::: Raw data

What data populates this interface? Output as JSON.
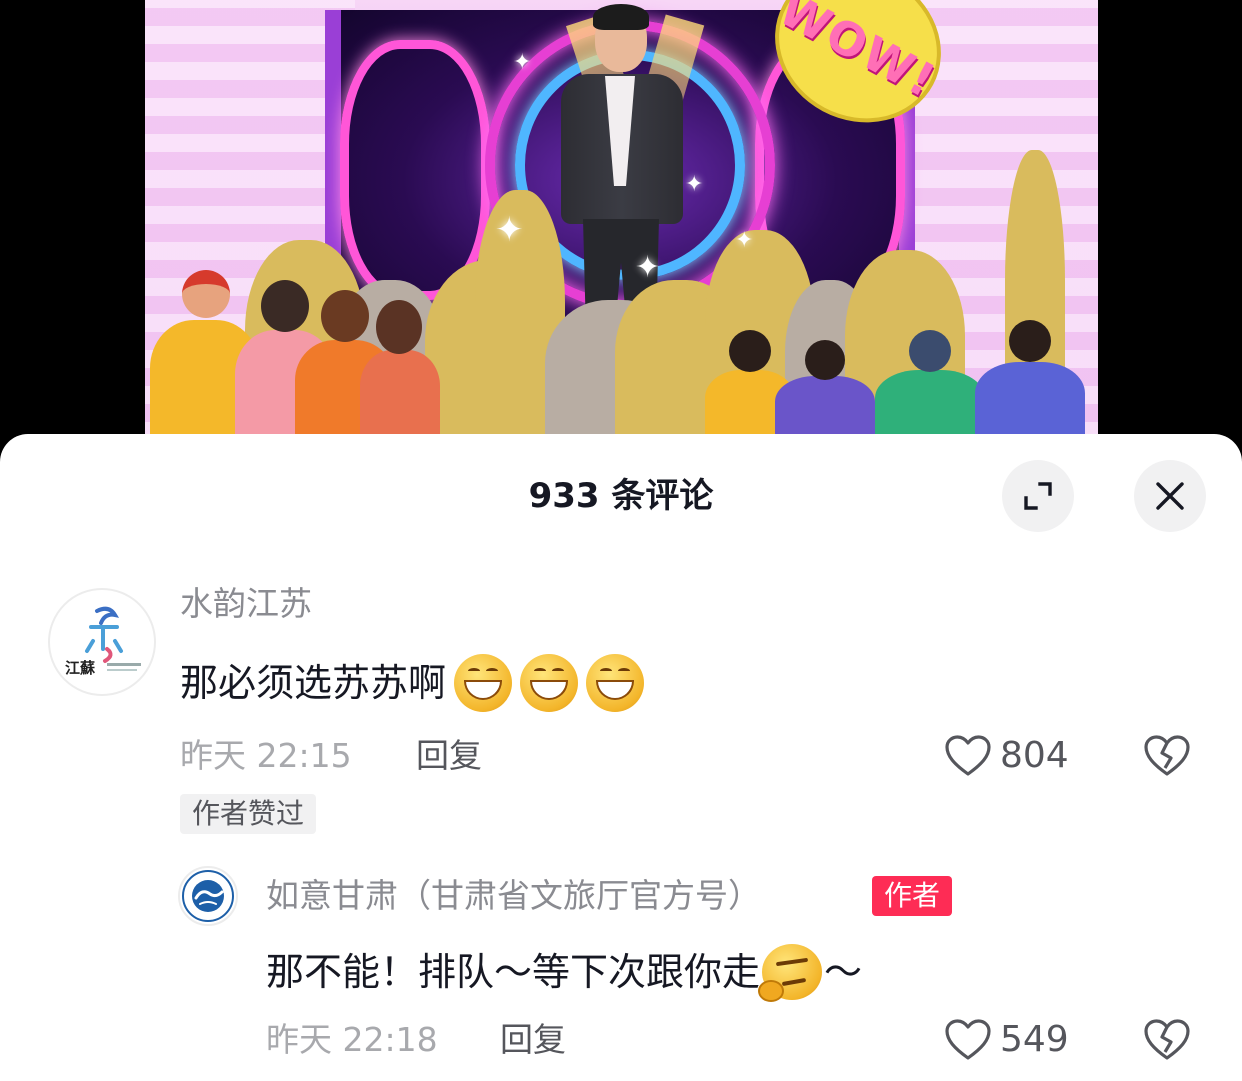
{
  "video": {
    "bubble_text": "WOW!"
  },
  "comments_panel": {
    "title": "933 条评论",
    "expand_icon": "expand-icon",
    "close_icon": "close-icon"
  },
  "comments": [
    {
      "username": "水韵江苏",
      "text": "那必须选苏苏啊",
      "emojis": [
        "grin-emoji",
        "grin-emoji",
        "grin-emoji"
      ],
      "time": "昨天 22:15",
      "reply_label": "回复",
      "likes": "804",
      "author_liked_tag": "作者赞过",
      "avatar_label": "江蘇"
    },
    {
      "username": "如意甘肃（甘肃省文旅厅官方号）",
      "author_badge": "作者",
      "text_part1": "那不能！排队～等下次跟你走",
      "text_part2": "～",
      "emoji": "thinking-emoji",
      "time": "昨天 22:18",
      "reply_label": "回复",
      "likes": "549"
    }
  ],
  "colors": {
    "author_badge": "#fe2c55",
    "text_primary": "#161823",
    "text_secondary": "#8a8b91"
  }
}
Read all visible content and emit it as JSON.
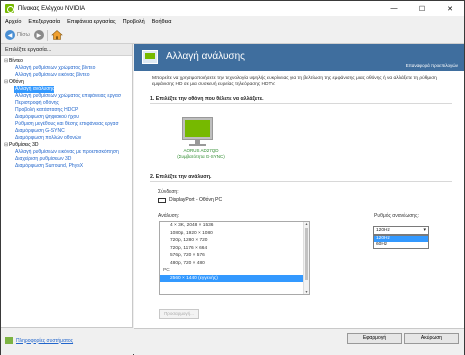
{
  "window": {
    "title": "Πίνακας Ελέγχου NVIDIA",
    "controls": [
      "—",
      "☐",
      "✕"
    ]
  },
  "menu": [
    "Αρχείο",
    "Επεξεργασία",
    "Επιφάνεια εργασίας",
    "Προβολή",
    "Βοήθεια"
  ],
  "toolbar": {
    "back_label": "Πίσω"
  },
  "sidebar": {
    "header": "Επιλέξτε εργασία...",
    "tree": [
      {
        "type": "cat",
        "label": "Βίντεο",
        "expander": "⊟"
      },
      {
        "type": "item",
        "label": "Αλλαγή ρυθμίσεων χρώματος βίντεο"
      },
      {
        "type": "item",
        "label": "Αλλαγή ρυθμίσεων εικόνας βίντεο"
      },
      {
        "type": "cat",
        "label": "Οθόνη",
        "expander": "⊟"
      },
      {
        "type": "item",
        "label": "Αλλαγή ανάλυσης",
        "selected": true
      },
      {
        "type": "item",
        "label": "Αλλαγή ρυθμίσεων χρώματος επιφάνειας εργασ"
      },
      {
        "type": "item",
        "label": "Περιστροφή οθόνης"
      },
      {
        "type": "item",
        "label": "Προβολή κατάστασης HDCP"
      },
      {
        "type": "item",
        "label": "Διαμόρφωση ψηφιακού ήχου"
      },
      {
        "type": "item",
        "label": "Ρύθμιση μεγέθους και θέσης επιφάνειας εργασ"
      },
      {
        "type": "item",
        "label": "Διαμόρφωση G-SYNC"
      },
      {
        "type": "item",
        "label": "Διαμόρφωση πολλών οθονών"
      },
      {
        "type": "cat",
        "label": "Ρυθμίσεις 3D",
        "expander": "⊟"
      },
      {
        "type": "item",
        "label": "Αλλαγή ρυθμίσεων εικόνας με προεπισκόπηση"
      },
      {
        "type": "item",
        "label": "Διαχείριση ρυθμίσεων 3D"
      },
      {
        "type": "item",
        "label": "Διαμόρφωση Surround, PhysX"
      }
    ],
    "footer_link": "Πληροφορίες συστήματος"
  },
  "content": {
    "title": "Αλλαγή ανάλυσης",
    "restore_link": "Επαναφορά προεπιλογών",
    "description": "Μπορείτε να χρησιμοποιήσετε την τεχνολογία υψηλής ευκρίνειας για τη βελτίωση της εμφάνισης μιας οθόνης ή να αλλάξετε τη ρύθμιση εμφάνισης HD σε μια συσκευή ευρείας τηλεόρασης HDTV.",
    "step1": "1. Επιλέξτε την οθόνη που θέλετε να αλλάξετε.",
    "monitor_label": "AORUS AD27QD\n(Συμβατότητα G-SYNC)",
    "step2": "2. Επιλέξτε την ανάλυση.",
    "connection_label": "Σύνδεση:",
    "connection_value": "DisplayPort - Οθόνη PC",
    "resolution_label": "Ανάλυση:",
    "resolutions": [
      {
        "label": "4 × 3K, 2048 × 1536",
        "group": false
      },
      {
        "label": "1080p, 1920 × 1080",
        "group": false
      },
      {
        "label": "720p, 1280 × 720",
        "group": false
      },
      {
        "label": "720p, 1176 × 664",
        "group": false
      },
      {
        "label": "576p, 720 × 576",
        "group": false
      },
      {
        "label": "480p, 720 × 480",
        "group": false
      },
      {
        "label": "PC",
        "group": true
      },
      {
        "label": "2560 × 1440 (εγγενής)",
        "group": false,
        "selected": true
      }
    ],
    "refresh_label": "Ρυθμός ανανέωσης:",
    "refresh_selected": "120Hz",
    "refresh_options": [
      {
        "label": "120Hz",
        "selected": true
      },
      {
        "label": "60Hz",
        "selected": false
      }
    ],
    "customize_button": "Προσαρμογή..."
  },
  "buttons": {
    "apply": "Εφαρμογή",
    "cancel": "Ακύρωση"
  },
  "colors": {
    "accent": "#76b900",
    "banner": "#3f6e9e",
    "selection": "#3399ff",
    "link": "#2266cc"
  }
}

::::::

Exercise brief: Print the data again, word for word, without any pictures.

Answer section:
What data populates this interface? Output as JSON.
{
  "video": {
    "bubble_text": "WOW!"
  },
  "comments_panel": {
    "title": "933 条评论",
    "expand_icon": "expand-icon",
    "close_icon": "close-icon"
  },
  "comments": [
    {
      "username": "水韵江苏",
      "text": "那必须选苏苏啊",
      "emojis": [
        "grin-emoji",
        "grin-emoji",
        "grin-emoji"
      ],
      "time": "昨天 22:15",
      "reply_label": "回复",
      "likes": "804",
      "author_liked_tag": "作者赞过",
      "avatar_label": "江蘇"
    },
    {
      "username": "如意甘肃（甘肃省文旅厅官方号）",
      "author_badge": "作者",
      "text_part1": "那不能！排队～等下次跟你走",
      "text_part2": "～",
      "emoji": "thinking-emoji",
      "time": "昨天 22:18",
      "reply_label": "回复",
      "likes": "549"
    }
  ],
  "colors": {
    "author_badge": "#fe2c55",
    "text_primary": "#161823",
    "text_secondary": "#8a8b91"
  }
}
Read all visible content and emit it as JSON.
{
  "window": {
    "title": "Πίνακας Ελέγχου NVIDIA",
    "controls": [
      "—",
      "☐",
      "✕"
    ]
  },
  "menu": [
    "Αρχείο",
    "Επεξεργασία",
    "Επιφάνεια εργασίας",
    "Προβολή",
    "Βοήθεια"
  ],
  "toolbar": {
    "back_label": "Πίσω"
  },
  "sidebar": {
    "header": "Επιλέξτε εργασία...",
    "tree": [
      {
        "type": "cat",
        "label": "Βίντεο",
        "expander": "⊟"
      },
      {
        "type": "item",
        "label": "Αλλαγή ρυθμίσεων χρώματος βίντεο"
      },
      {
        "type": "item",
        "label": "Αλλαγή ρυθμίσεων εικόνας βίντεο"
      },
      {
        "type": "cat",
        "label": "Οθόνη",
        "expander": "⊟"
      },
      {
        "type": "item",
        "label": "Αλλαγή ανάλυσης",
        "selected": true
      },
      {
        "type": "item",
        "label": "Αλλαγή ρυθμίσεων χρώματος επιφάνειας εργασ"
      },
      {
        "type": "item",
        "label": "Περιστροφή οθόνης"
      },
      {
        "type": "item",
        "label": "Προβολή κατάστασης HDCP"
      },
      {
        "type": "item",
        "label": "Διαμόρφωση ψηφιακού ήχου"
      },
      {
        "type": "item",
        "label": "Ρύθμιση μεγέθους και θέσης επιφάνειας εργασ"
      },
      {
        "type": "item",
        "label": "Διαμόρφωση G-SYNC"
      },
      {
        "type": "item",
        "label": "Διαμόρφωση πολλών οθονών"
      },
      {
        "type": "cat",
        "label": "Ρυθμίσεις 3D",
        "expander": "⊟"
      },
      {
        "type": "item",
        "label": "Αλλαγή ρυθμίσεων εικόνας με προεπισκόπηση"
      },
      {
        "type": "item",
        "label": "Διαχείριση ρυθμίσεων 3D"
      },
      {
        "type": "item",
        "label": "Διαμόρφωση Surround, PhysX"
      }
    ],
    "footer_link": "Πληροφορίες συστήματος"
  },
  "content": {
    "title": "Αλλαγή ανάλυσης",
    "restore_link": "Επαναφορά προεπιλογών",
    "description": "Μπορείτε να χρησιμοποιήσετε την τεχνολογία υψηλής ευκρίνειας για τη βελτίωση της εμφάνισης μιας οθόνης ή να αλλάξετε τη ρύθμιση εμφάνισης HD σε μια συσκευή ευρείας τηλεόρασης HDTV.",
    "step1": "1. Επιλέξτε την οθόνη που θέλετε να αλλάξετε.",
    "monitor_label": "AORUS AD27QD\n(Συμβατότητα G-SYNC)",
    "step2": "2. Επιλέξτε την ανάλυση.",
    "connection_label": "Σύνδεση:",
    "connection_value": "DisplayPort - Οθόνη PC",
    "resolution_label": "Ανάλυση:",
    "resolutions": [
      {
        "label": "4 × 3K, 2048 × 1536",
        "group": false
      },
      {
        "label": "1080p, 1920 × 1080",
        "group": false
      },
      {
        "label": "720p, 1280 × 720",
        "group": false
      },
      {
        "label": "720p, 1176 × 664",
        "group": false
      },
      {
        "label": "576p, 720 × 576",
        "group": false
      },
      {
        "label": "480p, 720 × 480",
        "group": false
      },
      {
        "label": "PC",
        "group": true
      },
      {
        "label": "2560 × 1440 (εγγενής)",
        "group": false,
        "selected": true
      }
    ],
    "refresh_label": "Ρυθμός ανανέωσης:",
    "refresh_selected": "120Hz",
    "refresh_options": [
      {
        "label": "120Hz",
        "selected": true
      },
      {
        "label": "60Hz",
        "selected": false
      }
    ],
    "customize_button": "Προσαρμογή..."
  },
  "buttons": {
    "apply": "Εφαρμογή",
    "cancel": "Ακύρωση"
  },
  "colors": {
    "accent": "#76b900",
    "banner": "#3f6e9e",
    "selection": "#3399ff",
    "link": "#2266cc"
  }
}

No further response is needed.